Importantly, under the “moderate evolution” scenario, Fibre To The Premises (FTTP) i.e. full fibre, offered limited incremental benefits over other broadband technologies when considering the use of VR/AR (this was also true for most other use cases that we examined). Fibre To The Cabinet (FTTC), which is currently used by many households in the UK, would provide adequate bandwidth up until 2029. This is consistent with experience during the COVID-19 pandemic. Most existing applications (which included hardly any VR/AR for remote working) can be delivered via current broadband infrastructure. After all, nearly everyone was able to work remotely in the UK during the crisis, despite the lack of FTTP and 5G.
However, the optimal technology mix looks quite different under the assumptions of the “ambitious innovation” path, as only FTTP would allow users to tap the full potential of VR/AR under this scenario (up to 2045). The likely permanent shift towards remote working, entailing greater use of VR/AR, might now make the “moderate evolution” scenario less plausible. This is especially the case given that the increased deployment of VR/AR in the workplace could accelerate their adoption for other purposes. This is what happened with personal computers - once PCs were established in the workplace, demand from home users increased. All of this serves to demonstrate some of the inherent difficulties with making long-term forecasts, especially in a sector that is subject to significant uncertainty. If the “ambitious innovation” track is now more likely, due to the change in habits brought about by COVID-19, then there is a real need to roll out VHCN as soon as realistically possible.
What about latency and reliability?
Our 2018 analysis focused on the bandwidth requirements of AR/VR. However, AR/VR will need more than just high speeds - ultra-low latency will also be critical. If latency is not low enough, users run the risk of getting ‘virtual reality sickness’ through disorientation as their sensory information (e.g. sight and sound) falls out of sync. Consequently, there must also be investment in the core network to support AR/VR - simply rolling out FTTP and 5G access networks may not suffice.
Reliability will also be important. We all are used to our image freezing occasionally during a video conference, but having to put up with a frozen hologram could be much worse. FTTP can be considerably more reliable than other broadband technologies, which is another reason why FTTP is likely to be needed to fully unlock the potential of VR/AR for remote working.
Ensuring the necessary investments take place

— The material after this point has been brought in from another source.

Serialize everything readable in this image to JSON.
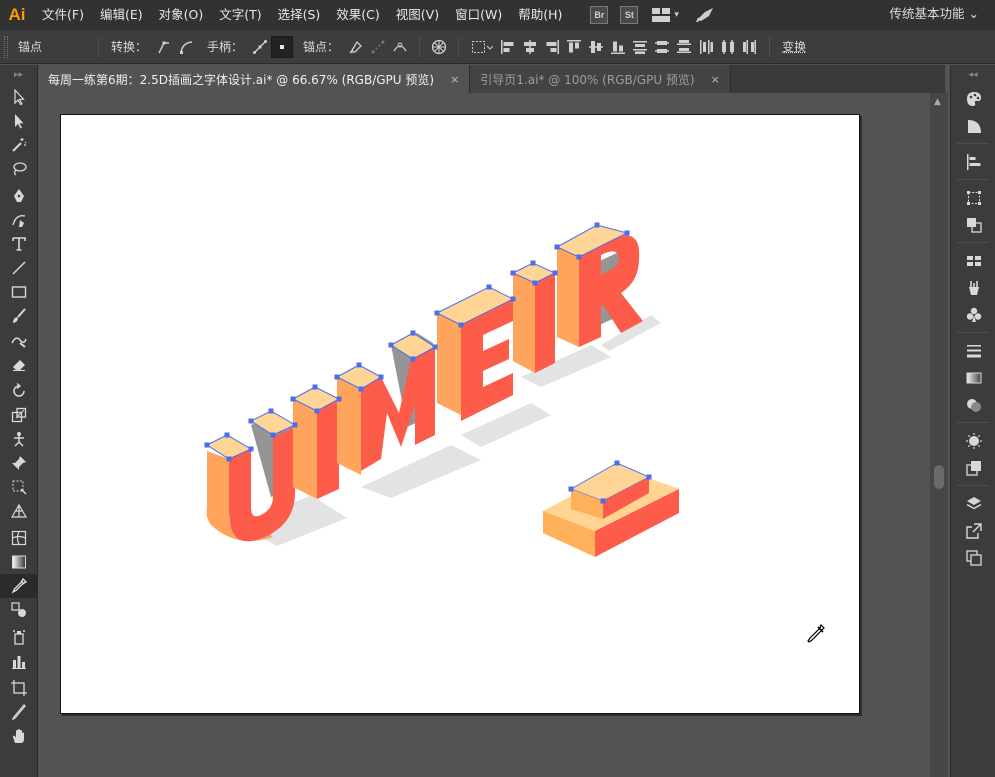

The shift towards remote working strengthens the potential benefits from having broadband infrastructure with high bandwidths, good reliability and ultra-low latency. The EC has already included widespread access to and take-up of VHCN as an explicit objective of its Electronics Communications Code (ECC). However, the key challenge is to design policies that will incentivise the necessary investments. If remote working does remain popular in the long-term, policymakers will also want to redouble efforts to avoid a digital divide, something which will require the necessary broadband infrastructure to be both available and affordable.